The outbreak of the Second World War effectively closed the Mont Blanc region to climbing, and Boulaz turned her attention to the high peaks of the Valais region in southern Switzerland. In those years Boulaz climbed with Pierre Bonnant, and their relationship grew “beyond mountaineering,” according to Metzeltin’s account. After the war the duo returned to Mont Blanc’s granite spires, where Boulaz repeated the North Face of the Petit Dru and notched dozens of other notable climbs, always on weekends and holidays from her work as a stenographer at the International Labor Organization in Geneva.
Boulaz’s political leanings and gift for languages made her an ideal fit for the job, mountaineering historian Sallie Greenwood wrote in Alpinist. “The ILO supported workers’ rights and equal pay for women, ideals consistent with Loulou’s leftist and feminist leanings. Some climbing friends came to call her “Loulou la Rouge.”

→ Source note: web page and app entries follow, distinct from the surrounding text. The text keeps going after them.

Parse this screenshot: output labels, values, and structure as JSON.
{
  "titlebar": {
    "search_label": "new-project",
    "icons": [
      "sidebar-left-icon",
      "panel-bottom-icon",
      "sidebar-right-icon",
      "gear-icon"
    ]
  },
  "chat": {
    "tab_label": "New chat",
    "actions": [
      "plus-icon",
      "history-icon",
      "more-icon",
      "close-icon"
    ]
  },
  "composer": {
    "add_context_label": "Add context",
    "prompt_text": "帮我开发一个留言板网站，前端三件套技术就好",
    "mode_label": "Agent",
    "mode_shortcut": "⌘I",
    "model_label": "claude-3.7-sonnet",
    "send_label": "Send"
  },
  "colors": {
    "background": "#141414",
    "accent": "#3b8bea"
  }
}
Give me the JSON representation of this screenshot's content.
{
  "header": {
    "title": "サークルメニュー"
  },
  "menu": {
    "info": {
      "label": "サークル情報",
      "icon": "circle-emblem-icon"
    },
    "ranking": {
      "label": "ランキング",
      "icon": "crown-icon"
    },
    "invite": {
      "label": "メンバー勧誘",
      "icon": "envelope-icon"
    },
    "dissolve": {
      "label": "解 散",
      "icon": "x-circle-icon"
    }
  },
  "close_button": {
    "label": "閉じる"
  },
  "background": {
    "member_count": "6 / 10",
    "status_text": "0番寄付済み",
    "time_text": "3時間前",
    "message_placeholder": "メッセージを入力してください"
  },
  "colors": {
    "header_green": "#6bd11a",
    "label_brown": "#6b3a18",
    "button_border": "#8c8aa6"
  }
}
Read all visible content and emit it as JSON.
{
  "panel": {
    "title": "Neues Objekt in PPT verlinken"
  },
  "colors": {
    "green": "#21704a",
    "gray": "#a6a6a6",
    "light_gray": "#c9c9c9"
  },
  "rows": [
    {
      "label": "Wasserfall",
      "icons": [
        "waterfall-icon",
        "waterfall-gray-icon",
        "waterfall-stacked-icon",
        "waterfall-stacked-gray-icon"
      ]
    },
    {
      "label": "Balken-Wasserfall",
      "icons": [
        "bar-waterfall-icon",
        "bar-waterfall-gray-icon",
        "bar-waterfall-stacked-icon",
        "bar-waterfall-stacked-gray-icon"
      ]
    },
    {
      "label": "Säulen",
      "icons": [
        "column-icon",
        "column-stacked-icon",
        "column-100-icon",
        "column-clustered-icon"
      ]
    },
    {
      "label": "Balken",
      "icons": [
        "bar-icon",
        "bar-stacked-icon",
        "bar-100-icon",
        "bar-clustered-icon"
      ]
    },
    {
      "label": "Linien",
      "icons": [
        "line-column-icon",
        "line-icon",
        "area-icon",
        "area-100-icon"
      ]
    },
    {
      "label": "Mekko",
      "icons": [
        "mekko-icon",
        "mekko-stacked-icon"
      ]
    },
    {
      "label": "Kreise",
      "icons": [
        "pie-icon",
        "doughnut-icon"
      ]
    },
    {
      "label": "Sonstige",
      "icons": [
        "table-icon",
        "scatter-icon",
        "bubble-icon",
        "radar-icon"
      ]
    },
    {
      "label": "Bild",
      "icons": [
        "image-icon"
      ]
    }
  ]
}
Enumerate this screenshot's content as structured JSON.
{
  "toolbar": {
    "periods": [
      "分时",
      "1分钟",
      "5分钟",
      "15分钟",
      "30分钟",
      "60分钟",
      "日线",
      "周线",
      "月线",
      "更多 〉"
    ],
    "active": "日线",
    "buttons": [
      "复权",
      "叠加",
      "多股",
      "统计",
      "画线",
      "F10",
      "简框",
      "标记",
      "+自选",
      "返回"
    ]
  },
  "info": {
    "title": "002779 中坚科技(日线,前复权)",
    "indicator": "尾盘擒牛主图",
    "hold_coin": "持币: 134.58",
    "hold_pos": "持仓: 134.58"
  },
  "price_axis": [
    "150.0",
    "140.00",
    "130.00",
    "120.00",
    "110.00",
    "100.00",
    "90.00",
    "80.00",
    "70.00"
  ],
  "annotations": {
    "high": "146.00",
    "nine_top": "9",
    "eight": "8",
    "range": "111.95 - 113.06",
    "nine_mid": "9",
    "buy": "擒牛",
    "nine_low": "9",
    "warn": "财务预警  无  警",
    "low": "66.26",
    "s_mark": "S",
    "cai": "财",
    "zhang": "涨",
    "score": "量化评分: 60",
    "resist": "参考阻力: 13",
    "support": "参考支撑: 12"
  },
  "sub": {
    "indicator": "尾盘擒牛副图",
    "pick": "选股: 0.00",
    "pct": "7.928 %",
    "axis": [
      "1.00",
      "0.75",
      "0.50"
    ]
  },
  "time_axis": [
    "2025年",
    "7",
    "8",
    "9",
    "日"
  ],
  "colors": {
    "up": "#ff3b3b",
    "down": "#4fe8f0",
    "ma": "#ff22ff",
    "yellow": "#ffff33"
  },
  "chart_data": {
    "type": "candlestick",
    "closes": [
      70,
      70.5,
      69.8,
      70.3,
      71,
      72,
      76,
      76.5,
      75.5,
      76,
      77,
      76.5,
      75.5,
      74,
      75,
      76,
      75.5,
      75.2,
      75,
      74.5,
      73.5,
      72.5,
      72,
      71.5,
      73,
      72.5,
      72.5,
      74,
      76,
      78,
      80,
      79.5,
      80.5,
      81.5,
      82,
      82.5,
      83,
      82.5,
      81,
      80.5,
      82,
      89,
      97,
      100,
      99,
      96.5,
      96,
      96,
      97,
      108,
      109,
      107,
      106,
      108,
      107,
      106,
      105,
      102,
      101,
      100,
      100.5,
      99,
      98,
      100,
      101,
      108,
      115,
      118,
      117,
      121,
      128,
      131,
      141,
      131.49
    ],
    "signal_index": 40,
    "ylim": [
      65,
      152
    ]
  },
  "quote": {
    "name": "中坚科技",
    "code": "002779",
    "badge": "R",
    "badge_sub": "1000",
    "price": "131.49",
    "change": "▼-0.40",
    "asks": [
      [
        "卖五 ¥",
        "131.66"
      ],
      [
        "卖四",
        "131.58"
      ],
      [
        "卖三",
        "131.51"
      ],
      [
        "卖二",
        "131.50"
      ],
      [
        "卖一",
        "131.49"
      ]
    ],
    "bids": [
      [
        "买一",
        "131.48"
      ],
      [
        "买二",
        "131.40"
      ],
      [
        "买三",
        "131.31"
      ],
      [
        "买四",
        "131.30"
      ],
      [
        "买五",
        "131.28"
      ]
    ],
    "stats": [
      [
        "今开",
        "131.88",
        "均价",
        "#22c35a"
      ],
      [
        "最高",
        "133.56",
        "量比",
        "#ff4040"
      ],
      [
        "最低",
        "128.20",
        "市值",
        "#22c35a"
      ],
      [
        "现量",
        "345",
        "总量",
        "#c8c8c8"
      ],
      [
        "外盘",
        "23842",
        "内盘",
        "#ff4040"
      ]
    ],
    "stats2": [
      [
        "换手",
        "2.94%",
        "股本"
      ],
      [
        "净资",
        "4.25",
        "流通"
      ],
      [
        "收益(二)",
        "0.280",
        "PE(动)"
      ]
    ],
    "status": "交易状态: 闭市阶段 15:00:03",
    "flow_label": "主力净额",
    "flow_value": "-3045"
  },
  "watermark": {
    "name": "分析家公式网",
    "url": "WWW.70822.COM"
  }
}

The nickname reflected “not so much the almost inevitable color of her sweater as her political ideas,” Metzeltin quipped. Boulaz had wanted to pursue a career in politics, but women in Switzerland did not even have the right to vote until 1971. So she skied and climbed and lived by her principles. Invited to dinner in the grand bourgeois home of a climbing partner, Georges De Rham, she demanded the cook eat at the table with them and not alone in the kitchen.
In 1952, Boulaz and Bonnant attempted the Cassin route on the Grandes Jorasses, and were forced to spend three nights on the wall without shelter. Boulaz lost two toes in the ordeal, but Bonnant fared far worse. Both his feet were amputated almost entirely, bringing his mountaineering career to an abrupt end. The end of the relationship was perhaps inevitable, Metzeltin wrote, but the suddenness of the rupture nonetheless came as a shock, and in her despair, Boulaz destroyed her climbing journals. Thus history is left only the bare outlines of a career that, according to the great André Roch “put her without question amongst that small elite of very great alpinists of the 20th century.”
Boulaz was never one for looking back. When Greenwood visited the septuagenarian Boulaz in Geneva in 1984, she wrote, “When I asked the obligatory why, she didn’t hesitate, ‘I climbed for climbing.’ She wanted to climb hard and she did. ‘I have no photographs.’ She gestured ripping up prints. ‘Why?’ I asked, stunned. ‘I think it’s vanity—all is vanity,’ she said.
Boulaz continued to climb well into her 70s, in the Alps and farther afield. In 1959 she joined an all-female expedition to Cho Oyu (8,188 meters), the sixth-highest mountain in the world. Organized by the diminutive French swimwear designer and accomplished alpinist Claude Kogan and flush with backing from Paris Match, the team included 12 women from Britain, France, Belgium, Switzerland, and Nepal—including two teenage daughters of Tenzing Norgay.
Their goal was to claim the first 8,000-meter summit by a female climber, but Boulaz failed to acclimate. She was recovering in Namche Bazar when avalanches high on the mountain killed Kogan, Claudine van der Straten-Ponthoz, and Sherpas Ang Norbu and Chewong.
Boulaz returned to the Alpine north faces, claiming the female first ascent of Cima Grande di Lavaredo (1960) and Piz Badile (1964). She had an appetite for hard climbing well into her 50s, teaming with younger partners such as Yvette and Michel Vaucher with whom she made her final attempt at the North Face of the Eiger in 1962, turning back in bad weather after reaching the Ramp.
In 1977, at the age of 69, she took a two-month journey with Metzeltin to the Sahara, completing several new routes in the Air massif, including “a beautiful tower that we named for her: ‘Tour Loulou.’” She died in Geneva in 1991, aged 83 years.